Li DengMicrosoft Research
Overview: Deep learning has fundamentally changed the landscape of two important areas of artificial intelligence (AI): speech recognition since year 2010 and computer vision since 2012. The rapid progress in these AI areas that pertain to machine perception has given high hopes that deep learning will further thrust new advances in other areas of AI pertaining to cognition functions of human intelligence, including language processing, reasoning, attention, memory, knowledge, and decision making.
In this talk I will first reflect on the historical path to the transformative success of deep learning in speech recognition, after providing brief reviews of earlier studies on (shallow) neural networks and on (deep) generative models relevant to the introduction of deep learning methods to speech recognition. Then, an overview will be given on sweeping achievements of deep learning in speech recognition since its initial success, which have resulted in across-the-board deployment of deep learning in modern speech recognition systems worldwide. The huge impact of deep learning in image recognition and computer vision is also described and analyzed in terms of the same enabling factors of big compute, big data, and innovations in deep architectures and learning methods as in speech recognition.
Next, more challenging application areas of deep learning, including natural language processing, multimodal processing involving text, and deep reinforcement learning for decision making, will be selectively reviewed and analyzed. I will show examples of machine translation, contextual entity search, and automatic image captioning, where fresh ideas from deep learning, continuous-space embedding of natural language text in particular, are revolutionizing these AI application areas. Finally, a number of key issues and future directions of deep learning for AI tasks will be addressed and explored.

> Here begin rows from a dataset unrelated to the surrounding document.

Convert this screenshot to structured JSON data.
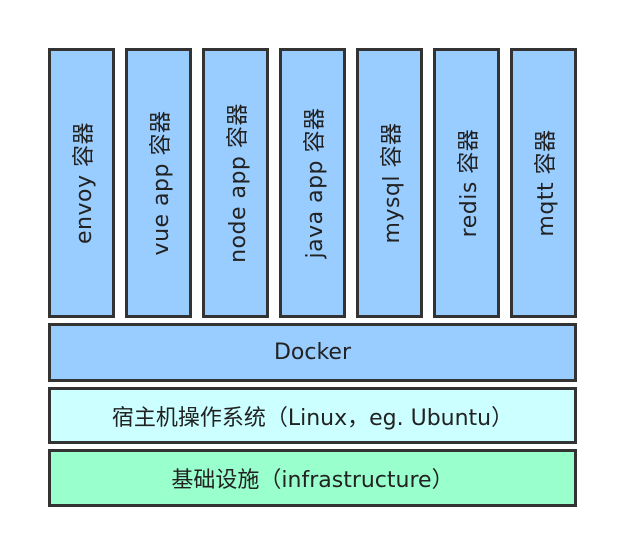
{
  "containers": [
    {
      "label": "envoy 容器"
    },
    {
      "label": "vue app 容器"
    },
    {
      "label": "node app 容器"
    },
    {
      "label": "java app 容器"
    },
    {
      "label": "mysql 容器"
    },
    {
      "label": "redis 容器"
    },
    {
      "label": "mqtt 容器"
    }
  ],
  "layers": {
    "docker": {
      "label": "Docker"
    },
    "os": {
      "label": "宿主机操作系统（Linux，eg. Ubuntu）"
    },
    "infra": {
      "label": "基础设施（infrastructure）"
    }
  },
  "colors": {
    "container_fill": "#99ccff",
    "docker_fill": "#99ccff",
    "os_fill": "#ccffff",
    "infra_fill": "#99ffcc",
    "border": "#333333"
  }
}
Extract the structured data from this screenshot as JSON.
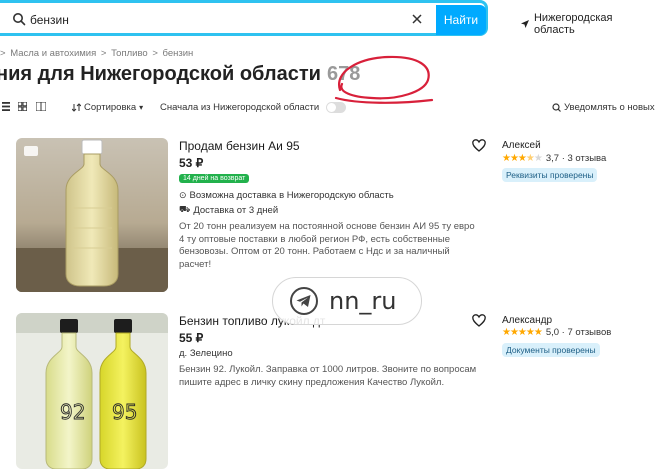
{
  "search": {
    "value": "бензин",
    "find_label": "Найти",
    "region": "Нижегородская область"
  },
  "breadcrumb": [
    "Масла и автохимия",
    "Топливо",
    "бензин"
  ],
  "header": {
    "title": "ния для Нижегородской области",
    "count": "678"
  },
  "toolbar": {
    "sort_label": "Сортировка",
    "region_filter_label": "Сначала из Нижегородской области",
    "notify_label": "Уведомлять о новых"
  },
  "listings": [
    {
      "title": "Продам бензин Аи 95",
      "price": "53 ₽",
      "return_badge": "14 дней на возврат",
      "delivery_possible": "Возможна доставка в Нижегородскую область",
      "delivery_time": "Доставка от 3 дней",
      "description": "От 20 тонн реализуем на постоянной основе бензин АИ 95 ту евро 4 ту оптовые поставки в любой регион РФ, есть собственные бензовозы. Оптом от 20 тонн. Работаем с Ндс и за наличный расчет!",
      "seller": "Алексей",
      "rating": 3.7,
      "rating_text": "3,7 · 3 отзыва",
      "verified": "Реквизиты проверены"
    },
    {
      "title": "Бензин топливо лукойл дт",
      "price": "55 ₽",
      "location": "д. Зелецино",
      "description": "Бензин 92. Лукойл. Заправка от 1000 литров. Звоните по вопросам пишите адрес в личку скину предложения Качество Лукойл.",
      "seller": "Александр",
      "rating": 5.0,
      "rating_text": "5,0 · 7 отзывов",
      "verified": "Документы проверены",
      "bottle_labels": [
        "92",
        "95"
      ]
    }
  ],
  "watermark": {
    "text": "nn_ru"
  },
  "colors": {
    "accent": "#00aaff",
    "search_border": "#2ec2f0",
    "annotation_red": "#d8203a",
    "star": "#ffa800",
    "badge_green": "#22b14c"
  }
}
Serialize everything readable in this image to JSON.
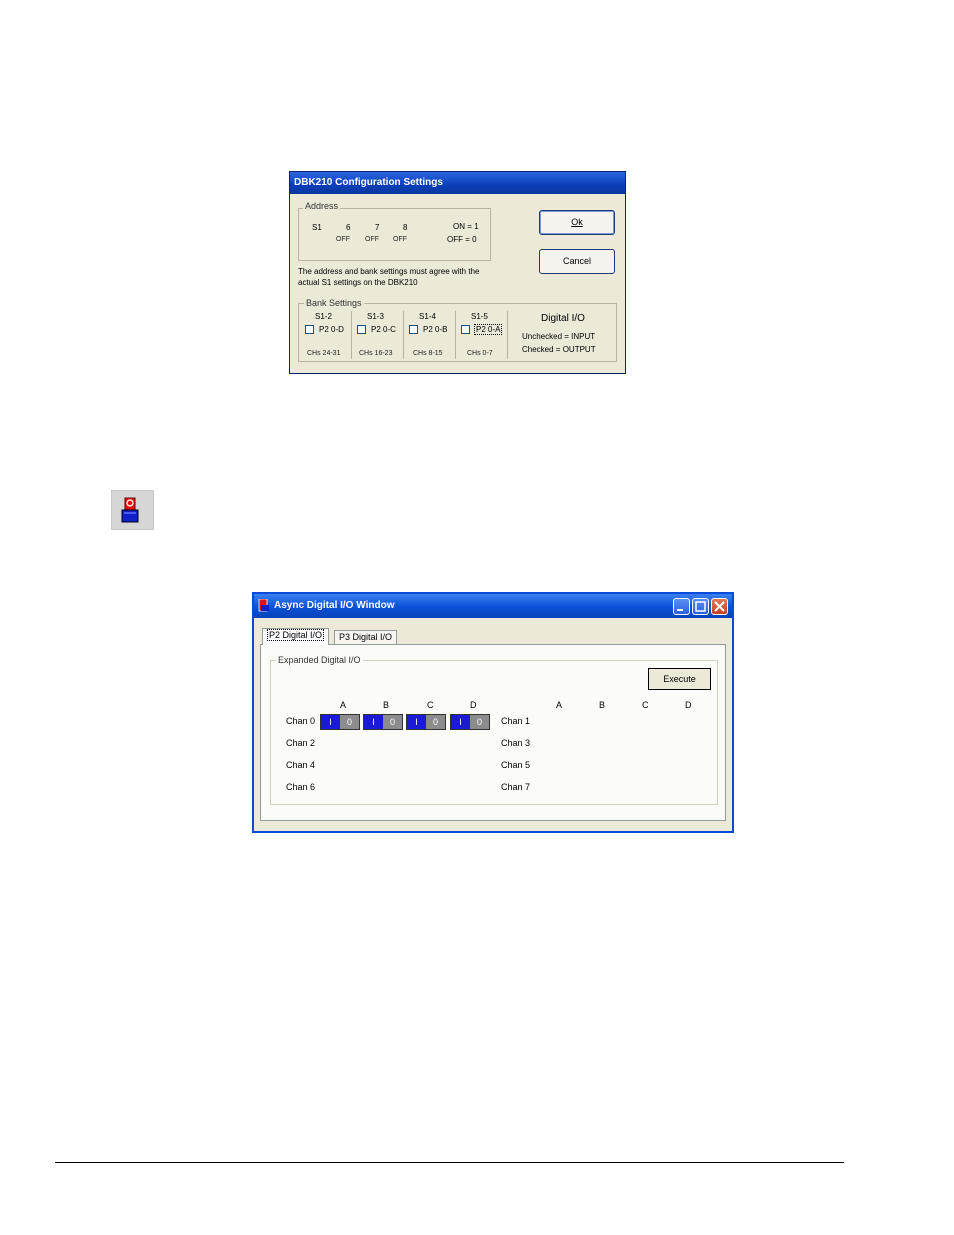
{
  "config_dialog": {
    "title": "DBK210 Configuration Settings",
    "address": {
      "group_label": "Address",
      "switch_label": "S1",
      "bits": [
        "6",
        "7",
        "8"
      ],
      "states": [
        "OFF",
        "OFF",
        "OFF"
      ],
      "legend_on": "ON = 1",
      "legend_off": "OFF = 0"
    },
    "ok_label": "Ok",
    "cancel_label": "Cancel",
    "note": "The address and bank settings must agree with the actual S1 settings on the DBK210",
    "bank": {
      "group_label": "Bank Settings",
      "banks": [
        {
          "switch": "S1-2",
          "port": "P2 0-D",
          "channels": "CHs 24-31",
          "checked": false
        },
        {
          "switch": "S1-3",
          "port": "P2 0-C",
          "channels": "CHs 16-23",
          "checked": false
        },
        {
          "switch": "S1-4",
          "port": "P2 0-B",
          "channels": "CHs 8-15",
          "checked": false
        },
        {
          "switch": "S1-5",
          "port": "P2 0-A",
          "channels": "CHs 0-7",
          "checked": false
        }
      ],
      "dio_title": "Digital I/O",
      "dio_unchecked": "Unchecked = INPUT",
      "dio_checked": "Checked = OUTPUT"
    }
  },
  "toolbar_icon": {
    "icon": "async-digital-io-icon"
  },
  "async_window": {
    "title": "Async Digital I/O Window",
    "tabs": [
      "P2 Digital I/O",
      "P3 Digital I/O"
    ],
    "active_tab": 0,
    "group_label": "Expanded Digital I/O",
    "execute_label": "Execute",
    "columns": [
      "A",
      "B",
      "C",
      "D"
    ],
    "left_channels": [
      "Chan 0",
      "Chan 2",
      "Chan 4",
      "Chan 6"
    ],
    "right_channels": [
      "Chan 1",
      "Chan 3",
      "Chan 5",
      "Chan 7"
    ],
    "toggle_on_label": "I",
    "toggle_off_label": "0",
    "caption_buttons": [
      "minimize-icon",
      "maximize-icon",
      "close-icon"
    ]
  }
}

Biography: Li Deng received the Ph.D. degree from the University of Wisconsin-Madison. He was a Professor at the University of Waterloo, Ontario, Canada during 1989-1999, and then joined Microsoft Research, Redmond, USA, where currently he leads R&D of deep learning as Partner Research Manager of its Deep Learning Technology Center. He authored or co-authored 5 books including the latest books of Deep Learning: Methods and Applications (2014) and of Automatic Speech Recognition: A Deep-Learning Approach (Springer, 2015). He is a Fellow of the Acoustical Society of America, a Fellow of the IEEE, and a Fellow of the International Speech Communication Association. He served on the Board of Governors of the IEEE Signal Processing Society. More recently, he served as Editors-In-Chief for IEEE Signal Processing Magazine and for IEEE/ACM Transactions on Audio, Speech and Language Processing.